But once her house was in order, Lucy plunged into more serious matters. In May 1902, Lucy issued a call for members of various NC women’s clubs to meet on the campus of the Salem Academy. In those days, women were not encouraged to travel on their own, so only a handful showed up: Sorosis, Round Table, and Embroidery of Winston-Salem; Sorosis of Wilmington; Circulating Book Club of Salisbury; Goldsboro Women’s Club; and Alpha Club of Statesville. But they established the NC Federation of Women’s Clubs. Soon, dozens of other clubs across the state managed to join. They have been a civilizing force in the Old North State ever since. A North Carolina historic marker commemorating that meeting stands at the corner of South Main and Cemetery Streets in the Twin City. Lucy Bramlette Patterson was elected the first president.
Lucy had a special interest in history and literature. She would become, along with fellow Twin Citizen Daisy Hanes and her husband R.D.W. Connor (SEE https://northcarolinaroom.wordpress.com/2014/03/09/1st-archivist-of-the-united-states/), a founder of the North Carolina Historical Commission and the North Carolina Literary and Historical Society. In 1905, she established the Patterson Memorial Cup, to be awarded when justified, for literary achievement by a North Carolinian. For several decades she published essays on a wide variety of subjects in newspapers and in the state literary magazine, “Sky-Land”.
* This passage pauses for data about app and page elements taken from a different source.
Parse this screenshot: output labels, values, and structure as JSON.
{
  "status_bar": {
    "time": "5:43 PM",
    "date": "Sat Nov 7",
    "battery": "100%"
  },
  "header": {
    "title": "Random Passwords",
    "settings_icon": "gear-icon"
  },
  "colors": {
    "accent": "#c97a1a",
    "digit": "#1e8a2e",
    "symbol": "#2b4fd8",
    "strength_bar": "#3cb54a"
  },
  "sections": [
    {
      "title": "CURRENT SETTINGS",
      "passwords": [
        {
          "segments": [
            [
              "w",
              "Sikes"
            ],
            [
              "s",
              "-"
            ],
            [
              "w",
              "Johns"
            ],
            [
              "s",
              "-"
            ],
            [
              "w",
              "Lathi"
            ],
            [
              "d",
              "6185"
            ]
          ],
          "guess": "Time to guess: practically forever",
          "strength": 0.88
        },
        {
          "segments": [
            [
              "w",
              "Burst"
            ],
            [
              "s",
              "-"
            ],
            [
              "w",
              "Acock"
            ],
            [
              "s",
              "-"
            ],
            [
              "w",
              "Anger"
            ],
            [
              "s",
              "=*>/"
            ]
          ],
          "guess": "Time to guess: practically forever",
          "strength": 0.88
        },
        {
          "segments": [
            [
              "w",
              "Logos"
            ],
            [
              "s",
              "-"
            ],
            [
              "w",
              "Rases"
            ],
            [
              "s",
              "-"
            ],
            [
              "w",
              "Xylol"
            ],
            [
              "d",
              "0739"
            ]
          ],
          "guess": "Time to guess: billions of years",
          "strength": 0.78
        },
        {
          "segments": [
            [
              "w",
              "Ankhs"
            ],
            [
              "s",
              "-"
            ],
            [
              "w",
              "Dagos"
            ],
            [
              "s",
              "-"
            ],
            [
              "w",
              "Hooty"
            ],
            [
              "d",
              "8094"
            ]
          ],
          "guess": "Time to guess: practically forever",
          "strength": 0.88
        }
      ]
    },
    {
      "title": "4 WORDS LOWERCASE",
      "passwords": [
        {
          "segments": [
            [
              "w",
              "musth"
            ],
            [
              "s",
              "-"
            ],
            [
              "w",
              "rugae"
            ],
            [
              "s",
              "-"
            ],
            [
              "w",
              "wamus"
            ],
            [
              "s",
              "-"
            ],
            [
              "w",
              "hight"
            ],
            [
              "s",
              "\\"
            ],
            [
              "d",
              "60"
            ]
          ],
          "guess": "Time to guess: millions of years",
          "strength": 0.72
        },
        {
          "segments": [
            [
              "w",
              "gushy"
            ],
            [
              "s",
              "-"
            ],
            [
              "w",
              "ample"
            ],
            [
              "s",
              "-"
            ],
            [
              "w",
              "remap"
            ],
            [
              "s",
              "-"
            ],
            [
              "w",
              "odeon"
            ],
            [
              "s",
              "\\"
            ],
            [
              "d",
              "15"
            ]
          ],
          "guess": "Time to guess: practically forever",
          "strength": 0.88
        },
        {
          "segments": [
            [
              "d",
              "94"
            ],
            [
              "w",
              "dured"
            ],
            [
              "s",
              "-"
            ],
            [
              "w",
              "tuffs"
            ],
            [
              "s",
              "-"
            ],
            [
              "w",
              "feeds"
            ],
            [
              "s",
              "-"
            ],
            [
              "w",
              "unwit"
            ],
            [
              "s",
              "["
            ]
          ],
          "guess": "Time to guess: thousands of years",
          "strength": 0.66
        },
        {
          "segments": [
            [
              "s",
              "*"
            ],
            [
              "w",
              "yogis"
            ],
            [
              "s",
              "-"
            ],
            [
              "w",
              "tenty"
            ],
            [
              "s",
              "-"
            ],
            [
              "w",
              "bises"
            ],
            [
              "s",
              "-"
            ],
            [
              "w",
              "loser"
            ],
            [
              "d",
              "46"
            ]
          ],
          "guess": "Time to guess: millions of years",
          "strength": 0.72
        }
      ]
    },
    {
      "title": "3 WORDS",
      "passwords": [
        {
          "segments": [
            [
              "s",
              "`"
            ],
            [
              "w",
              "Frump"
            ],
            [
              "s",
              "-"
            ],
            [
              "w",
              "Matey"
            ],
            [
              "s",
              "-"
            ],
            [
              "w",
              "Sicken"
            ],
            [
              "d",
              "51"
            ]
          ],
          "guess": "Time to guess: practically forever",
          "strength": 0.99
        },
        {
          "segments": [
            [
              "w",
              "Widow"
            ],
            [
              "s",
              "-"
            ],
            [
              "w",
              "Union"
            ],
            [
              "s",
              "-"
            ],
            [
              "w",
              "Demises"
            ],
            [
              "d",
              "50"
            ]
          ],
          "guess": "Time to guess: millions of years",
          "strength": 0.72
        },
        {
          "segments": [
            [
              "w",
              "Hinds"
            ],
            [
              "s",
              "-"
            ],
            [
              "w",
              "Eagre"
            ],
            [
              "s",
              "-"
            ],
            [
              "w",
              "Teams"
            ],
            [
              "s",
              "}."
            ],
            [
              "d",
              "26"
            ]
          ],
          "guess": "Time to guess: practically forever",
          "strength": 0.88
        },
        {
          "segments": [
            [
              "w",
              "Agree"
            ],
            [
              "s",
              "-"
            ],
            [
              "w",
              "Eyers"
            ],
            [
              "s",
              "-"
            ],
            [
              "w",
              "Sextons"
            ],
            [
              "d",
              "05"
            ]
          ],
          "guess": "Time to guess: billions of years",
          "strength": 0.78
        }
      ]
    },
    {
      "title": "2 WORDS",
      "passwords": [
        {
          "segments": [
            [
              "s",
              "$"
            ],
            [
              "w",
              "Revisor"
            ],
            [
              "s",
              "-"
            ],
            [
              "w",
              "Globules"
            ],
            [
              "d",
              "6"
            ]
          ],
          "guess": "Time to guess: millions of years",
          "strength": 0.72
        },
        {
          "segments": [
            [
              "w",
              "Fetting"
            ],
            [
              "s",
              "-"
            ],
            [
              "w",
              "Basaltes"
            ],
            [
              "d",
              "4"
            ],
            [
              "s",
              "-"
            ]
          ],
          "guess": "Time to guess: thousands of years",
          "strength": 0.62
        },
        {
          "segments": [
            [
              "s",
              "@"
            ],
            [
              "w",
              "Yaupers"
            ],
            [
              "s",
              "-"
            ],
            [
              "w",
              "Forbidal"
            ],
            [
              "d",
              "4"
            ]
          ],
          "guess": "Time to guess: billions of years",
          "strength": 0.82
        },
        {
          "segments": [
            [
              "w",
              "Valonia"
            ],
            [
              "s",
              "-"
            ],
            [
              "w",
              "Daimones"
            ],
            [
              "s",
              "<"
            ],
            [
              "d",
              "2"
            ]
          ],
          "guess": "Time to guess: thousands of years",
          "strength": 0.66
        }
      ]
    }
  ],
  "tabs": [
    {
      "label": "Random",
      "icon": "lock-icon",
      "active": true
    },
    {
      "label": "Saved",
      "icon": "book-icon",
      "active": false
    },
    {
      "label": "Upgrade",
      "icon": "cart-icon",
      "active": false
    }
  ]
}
She was the organizing regent of the Centennial Chapter (now the Joseph Winston Chapter) of the DAR, served as state regent and was twice elected as national vice-president of the DAR. She also led the DAR campaign to erect a series of markers (not to be confused with the inaccurate arrowhead markers) commemorating the life of Daniel Boone.
She also served as president of the Southern Woman’s Interstate Association for the Betterment of Schools and many other education related organizations. She was state chairman of the Jamestown Historical Commission, the Ter-Centenary Shakespeare Celebration and Work Relief in Belgium. The North Carolina exhibit at the 1907 Jamestown Exposition, mostly her work, was awarded one of three silver medals for best exhibit.
After World War I, she visited the Balkan countries. She was made an honorary member of Kola Sestera, an organization for the relief of war widows and orphans. She became acquainted with many local leaders, was entertained by Queen Marie of Romania and was decorated for her relief work by King Alexander of Yugoslavia.
In 1921, she leased her two city block long estate and house for a month to the local North State Film Company. They brought in a professional producer/director and actors from New York and made a feature film, “A Giant of His Race”, a “race movie” aimed at black audiences. The many extras in the movie were mostly local black citizens. The film premiered at the Lafayette Theater on East Fourth Street, moved to the Lincoln Theater in Chicago, then began a long run in Harlem, later moving out across the nation, with at least one more local appearance.
“A Giant of His Race” received positive reviews, with one critic calling it the best of the “race movies”. Unfortunately, like so many of the early silent films, the seven reels have disappeared into the ether. More on this subject can be found here: https://northcarolinaroom.wordpress.com/2017/03/14/black-hollywood-in-the-twin-city/
And in 1922, less than two years after ratification of the 19th (Suffrage) Amendment, Lucy ran for Congress in the NC 5th District against incumbent Democrat Charles M. Stedman. Colonel Stedman won by about a 2-1 margin, but he spent $1,300 on his campaign. Lucy spent $125. She would go on to serve on the Republican National Executive Committee for about twenty years, first as an associate member and finally as the national committee woman from North Carolina. Lucy died on June 20, 1942 and is buried near her birthplace in Tennessee.
So now when you’re driving on Patterson Avenue, you will have a better idea of where that name came from.